▸ **Your goal**
Give the data again in full. Keep every line the same.
=== Data to examine ===
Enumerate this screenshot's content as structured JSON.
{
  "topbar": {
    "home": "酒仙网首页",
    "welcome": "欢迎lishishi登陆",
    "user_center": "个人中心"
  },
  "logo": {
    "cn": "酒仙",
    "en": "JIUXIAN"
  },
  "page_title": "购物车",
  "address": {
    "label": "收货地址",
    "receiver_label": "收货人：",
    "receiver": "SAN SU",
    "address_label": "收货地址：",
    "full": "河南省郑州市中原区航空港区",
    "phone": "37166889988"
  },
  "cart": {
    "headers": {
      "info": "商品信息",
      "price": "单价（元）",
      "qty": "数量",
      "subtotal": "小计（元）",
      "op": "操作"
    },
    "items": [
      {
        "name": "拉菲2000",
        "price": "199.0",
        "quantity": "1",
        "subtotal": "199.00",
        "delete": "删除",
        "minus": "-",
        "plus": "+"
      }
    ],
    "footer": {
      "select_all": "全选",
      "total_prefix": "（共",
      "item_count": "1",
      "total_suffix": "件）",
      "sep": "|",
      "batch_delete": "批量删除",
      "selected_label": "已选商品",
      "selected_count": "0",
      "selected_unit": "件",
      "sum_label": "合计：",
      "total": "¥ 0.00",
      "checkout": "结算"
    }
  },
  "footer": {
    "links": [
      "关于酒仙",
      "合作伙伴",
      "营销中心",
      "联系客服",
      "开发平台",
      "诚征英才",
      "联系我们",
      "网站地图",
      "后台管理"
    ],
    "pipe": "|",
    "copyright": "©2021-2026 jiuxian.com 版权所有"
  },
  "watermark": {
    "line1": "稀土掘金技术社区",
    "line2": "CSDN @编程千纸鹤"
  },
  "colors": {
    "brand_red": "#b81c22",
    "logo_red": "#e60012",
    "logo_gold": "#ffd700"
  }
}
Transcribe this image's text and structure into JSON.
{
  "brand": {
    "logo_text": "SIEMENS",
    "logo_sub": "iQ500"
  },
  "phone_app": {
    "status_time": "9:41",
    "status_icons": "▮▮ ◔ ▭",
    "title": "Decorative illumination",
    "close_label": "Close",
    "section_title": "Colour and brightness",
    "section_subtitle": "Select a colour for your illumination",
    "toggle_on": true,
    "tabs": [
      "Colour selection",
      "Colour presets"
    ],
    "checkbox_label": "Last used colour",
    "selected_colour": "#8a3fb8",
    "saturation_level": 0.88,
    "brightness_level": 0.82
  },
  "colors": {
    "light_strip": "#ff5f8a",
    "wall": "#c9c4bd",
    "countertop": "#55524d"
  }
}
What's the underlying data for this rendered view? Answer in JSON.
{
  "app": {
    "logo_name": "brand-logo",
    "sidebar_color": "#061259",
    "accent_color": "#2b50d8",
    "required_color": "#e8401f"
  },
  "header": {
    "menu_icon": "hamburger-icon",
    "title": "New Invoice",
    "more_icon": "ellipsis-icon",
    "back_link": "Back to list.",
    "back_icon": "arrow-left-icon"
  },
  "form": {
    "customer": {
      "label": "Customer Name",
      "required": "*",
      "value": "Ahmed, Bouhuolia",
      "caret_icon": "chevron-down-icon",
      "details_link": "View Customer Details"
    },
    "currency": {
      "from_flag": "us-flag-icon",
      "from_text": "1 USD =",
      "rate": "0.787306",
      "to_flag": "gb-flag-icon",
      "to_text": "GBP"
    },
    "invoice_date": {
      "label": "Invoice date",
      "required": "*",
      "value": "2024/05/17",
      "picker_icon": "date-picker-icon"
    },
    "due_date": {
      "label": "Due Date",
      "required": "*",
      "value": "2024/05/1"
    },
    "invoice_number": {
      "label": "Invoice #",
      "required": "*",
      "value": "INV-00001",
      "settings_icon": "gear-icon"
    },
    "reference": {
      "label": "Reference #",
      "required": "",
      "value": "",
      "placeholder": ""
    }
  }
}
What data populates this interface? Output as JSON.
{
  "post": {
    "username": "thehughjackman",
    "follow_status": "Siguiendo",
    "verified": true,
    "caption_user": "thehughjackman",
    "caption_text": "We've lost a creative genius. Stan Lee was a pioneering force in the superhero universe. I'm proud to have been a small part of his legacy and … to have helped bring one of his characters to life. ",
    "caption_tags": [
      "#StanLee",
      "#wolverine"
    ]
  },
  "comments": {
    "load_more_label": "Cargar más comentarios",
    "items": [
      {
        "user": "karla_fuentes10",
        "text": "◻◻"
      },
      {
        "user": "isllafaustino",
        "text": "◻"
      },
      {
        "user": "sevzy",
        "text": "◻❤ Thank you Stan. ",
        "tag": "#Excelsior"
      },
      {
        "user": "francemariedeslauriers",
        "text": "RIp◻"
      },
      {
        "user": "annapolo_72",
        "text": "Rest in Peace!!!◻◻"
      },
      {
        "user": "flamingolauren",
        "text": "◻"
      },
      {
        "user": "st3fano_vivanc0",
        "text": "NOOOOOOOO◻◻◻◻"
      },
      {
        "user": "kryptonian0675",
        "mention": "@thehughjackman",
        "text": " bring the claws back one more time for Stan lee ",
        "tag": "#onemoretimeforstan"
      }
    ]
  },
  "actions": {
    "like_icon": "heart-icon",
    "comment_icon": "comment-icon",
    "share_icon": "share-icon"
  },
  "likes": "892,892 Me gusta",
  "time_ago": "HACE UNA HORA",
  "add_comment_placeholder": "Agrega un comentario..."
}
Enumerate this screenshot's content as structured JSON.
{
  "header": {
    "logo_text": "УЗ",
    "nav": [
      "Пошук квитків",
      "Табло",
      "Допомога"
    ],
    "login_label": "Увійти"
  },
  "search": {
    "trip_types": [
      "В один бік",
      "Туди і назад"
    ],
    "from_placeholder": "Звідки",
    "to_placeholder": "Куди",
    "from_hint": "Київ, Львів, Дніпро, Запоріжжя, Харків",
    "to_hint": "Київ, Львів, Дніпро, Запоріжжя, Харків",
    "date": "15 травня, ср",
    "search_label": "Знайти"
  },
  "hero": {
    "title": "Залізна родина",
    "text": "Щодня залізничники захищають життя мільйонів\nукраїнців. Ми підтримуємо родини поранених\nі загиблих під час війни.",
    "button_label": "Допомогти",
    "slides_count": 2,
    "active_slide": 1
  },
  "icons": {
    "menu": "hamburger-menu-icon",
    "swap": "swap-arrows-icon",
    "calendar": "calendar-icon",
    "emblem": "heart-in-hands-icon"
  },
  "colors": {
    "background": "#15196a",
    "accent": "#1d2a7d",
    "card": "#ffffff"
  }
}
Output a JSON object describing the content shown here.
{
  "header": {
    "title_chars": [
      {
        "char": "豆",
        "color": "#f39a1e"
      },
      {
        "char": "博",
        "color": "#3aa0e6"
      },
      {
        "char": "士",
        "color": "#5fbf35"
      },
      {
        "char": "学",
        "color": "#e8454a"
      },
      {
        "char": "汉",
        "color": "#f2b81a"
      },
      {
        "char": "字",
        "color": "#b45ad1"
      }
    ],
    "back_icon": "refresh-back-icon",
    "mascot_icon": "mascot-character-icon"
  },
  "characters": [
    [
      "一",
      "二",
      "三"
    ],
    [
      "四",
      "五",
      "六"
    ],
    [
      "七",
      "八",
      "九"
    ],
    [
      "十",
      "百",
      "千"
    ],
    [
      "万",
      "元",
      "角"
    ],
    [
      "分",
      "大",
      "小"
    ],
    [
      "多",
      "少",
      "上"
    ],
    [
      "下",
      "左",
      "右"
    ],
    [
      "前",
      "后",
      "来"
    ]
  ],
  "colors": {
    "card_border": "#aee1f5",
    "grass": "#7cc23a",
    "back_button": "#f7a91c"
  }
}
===
▸ **Solved exercise**
Enumerate this screenshot's content as structured JSON.
{
  "topbar": {
    "home": "酒仙网首页",
    "welcome": "欢迎lishishi登陆",
    "user_center": "个人中心"
  },
  "logo": {
    "cn": "酒仙",
    "en": "JIUXIAN"
  },
  "page_title": "购物车",
  "address": {
    "label": "收货地址",
    "receiver_label": "收货人：",
    "receiver": "SAN SU",
    "address_label": "收货地址：",
    "full": "河南省郑州市中原区航空港区",
    "phone": "37166889988"
  },
  "cart": {
    "headers": {
      "info": "商品信息",
      "price": "单价（元）",
      "qty": "数量",
      "subtotal": "小计（元）",
      "op": "操作"
    },
    "items": [
      {
        "name": "拉菲2000",
        "price": "199.0",
        "quantity": "1",
        "subtotal": "199.00",
        "delete": "删除",
        "minus": "-",
        "plus": "+"
      }
    ],
    "footer": {
      "select_all": "全选",
      "total_prefix": "（共",
      "item_count": "1",
      "total_suffix": "件）",
      "sep": "|",
      "batch_delete": "批量删除",
      "selected_label": "已选商品",
      "selected_count": "0",
      "selected_unit": "件",
      "sum_label": "合计：",
      "total": "¥ 0.00",
      "checkout": "结算"
    }
  },
  "footer": {
    "links": [
      "关于酒仙",
      "合作伙伴",
      "营销中心",
      "联系客服",
      "开发平台",
      "诚征英才",
      "联系我们",
      "网站地图",
      "后台管理"
    ],
    "pipe": "|",
    "copyright": "©2021-2026 jiuxian.com 版权所有"
  },
  "watermark": {
    "line1": "稀土掘金技术社区",
    "line2": "CSDN @编程千纸鹤"
  },
  "colors": {
    "brand_red": "#b81c22",
    "logo_red": "#e60012",
    "logo_gold": "#ffd700"
  }
}
Transcribe this image's text and structure into JSON.
{
  "brand": {
    "logo_text": "SIEMENS",
    "logo_sub": "iQ500"
  },
  "phone_app": {
    "status_time": "9:41",
    "status_icons": "▮▮ ◔ ▭",
    "title": "Decorative illumination",
    "close_label": "Close",
    "section_title": "Colour and brightness",
    "section_subtitle": "Select a colour for your illumination",
    "toggle_on": true,
    "tabs": [
      "Colour selection",
      "Colour presets"
    ],
    "checkbox_label": "Last used colour",
    "selected_colour": "#8a3fb8",
    "saturation_level": 0.88,
    "brightness_level": 0.82
  },
  "colors": {
    "light_strip": "#ff5f8a",
    "wall": "#c9c4bd",
    "countertop": "#55524d"
  }
}
What's the underlying data for this rendered view? Answer in JSON.
{
  "app": {
    "logo_name": "brand-logo",
    "sidebar_color": "#061259",
    "accent_color": "#2b50d8",
    "required_color": "#e8401f"
  },
  "header": {
    "menu_icon": "hamburger-icon",
    "title": "New Invoice",
    "more_icon": "ellipsis-icon",
    "back_link": "Back to list.",
    "back_icon": "arrow-left-icon"
  },
  "form": {
    "customer": {
      "label": "Customer Name",
      "required": "*",
      "value": "Ahmed, Bouhuolia",
      "caret_icon": "chevron-down-icon",
      "details_link": "View Customer Details"
    },
    "currency": {
      "from_flag": "us-flag-icon",
      "from_text": "1 USD =",
      "rate": "0.787306",
      "to_flag": "gb-flag-icon",
      "to_text": "GBP"
    },
    "invoice_date": {
      "label": "Invoice date",
      "required": "*",
      "value": "2024/05/17",
      "picker_icon": "date-picker-icon"
    },
    "due_date": {
      "label": "Due Date",
      "required": "*",
      "value": "2024/05/1"
    },
    "invoice_number": {
      "label": "Invoice #",
      "required": "*",
      "value": "INV-00001",
      "settings_icon": "gear-icon"
    },
    "reference": {
      "label": "Reference #",
      "required": "",
      "value": "",
      "placeholder": ""
    }
  }
}
What data populates this interface? Output as JSON.
{
  "post": {
    "username": "thehughjackman",
    "follow_status": "Siguiendo",
    "verified": true,
    "caption_user": "thehughjackman",
    "caption_text": "We've lost a creative genius. Stan Lee was a pioneering force in the superhero universe. I'm proud to have been a small part of his legacy and … to have helped bring one of his characters to life. ",
    "caption_tags": [
      "#StanLee",
      "#wolverine"
    ]
  },
  "comments": {
    "load_more_label": "Cargar más comentarios",
    "items": [
      {
        "user": "karla_fuentes10",
        "text": "◻◻"
      },
      {
        "user": "isllafaustino",
        "text": "◻"
      },
      {
        "user": "sevzy",
        "text": "◻❤ Thank you Stan. ",
        "tag": "#Excelsior"
      },
      {
        "user": "francemariedeslauriers",
        "text": "RIp◻"
      },
      {
        "user": "annapolo_72",
        "text": "Rest in Peace!!!◻◻"
      },
      {
        "user": "flamingolauren",
        "text": "◻"
      },
      {
        "user": "st3fano_vivanc0",
        "text": "NOOOOOOOO◻◻◻◻"
      },
      {
        "user": "kryptonian0675",
        "mention": "@thehughjackman",
        "text": " bring the claws back one more time for Stan lee ",
        "tag": "#onemoretimeforstan"
      }
    ]
  },
  "actions": {
    "like_icon": "heart-icon",
    "comment_icon": "comment-icon",
    "share_icon": "share-icon"
  },
  "likes": "892,892 Me gusta",
  "time_ago": "HACE UNA HORA",
  "add_comment_placeholder": "Agrega un comentario..."
}
Enumerate this screenshot's content as structured JSON.
{
  "header": {
    "logo_text": "УЗ",
    "nav": [
      "Пошук квитків",
      "Табло",
      "Допомога"
    ],
    "login_label": "Увійти"
  },
  "search": {
    "trip_types": [
      "В один бік",
      "Туди і назад"
    ],
    "from_placeholder": "Звідки",
    "to_placeholder": "Куди",
    "from_hint": "Київ, Львів, Дніпро, Запоріжжя, Харків",
    "to_hint": "Київ, Львів, Дніпро, Запоріжжя, Харків",
    "date": "15 травня, ср",
    "search_label": "Знайти"
  },
  "hero": {
    "title": "Залізна родина",
    "text": "Щодня залізничники захищають життя мільйонів\nукраїнців. Ми підтримуємо родини поранених\nі загиблих під час війни.",
    "button_label": "Допомогти",
    "slides_count": 2,
    "active_slide": 1
  },
  "icons": {
    "menu": "hamburger-menu-icon",
    "swap": "swap-arrows-icon",
    "calendar": "calendar-icon",
    "emblem": "heart-in-hands-icon"
  },
  "colors": {
    "background": "#15196a",
    "accent": "#1d2a7d",
    "card": "#ffffff"
  }
}
Output a JSON object describing the content shown here.
{
  "header": {
    "title_chars": [
      {
        "char": "豆",
        "color": "#f39a1e"
      },
      {
        "char": "博",
        "color": "#3aa0e6"
      },
      {
        "char": "士",
        "color": "#5fbf35"
      },
      {
        "char": "学",
        "color": "#e8454a"
      },
      {
        "char": "汉",
        "color": "#f2b81a"
      },
      {
        "char": "字",
        "color": "#b45ad1"
      }
    ],
    "back_icon": "refresh-back-icon",
    "mascot_icon": "mascot-character-icon"
  },
  "characters": [
    [
      "一",
      "二",
      "三"
    ],
    [
      "四",
      "五",
      "六"
    ],
    [
      "七",
      "八",
      "九"
    ],
    [
      "十",
      "百",
      "千"
    ],
    [
      "万",
      "元",
      "角"
    ],
    [
      "分",
      "大",
      "小"
    ],
    [
      "多",
      "少",
      "上"
    ],
    [
      "下",
      "左",
      "右"
    ],
    [
      "前",
      "后",
      "来"
    ]
  ],
  "colors": {
    "card_border": "#aee1f5",
    "grass": "#7cc23a",
    "back_button": "#f7a91c"
  }
}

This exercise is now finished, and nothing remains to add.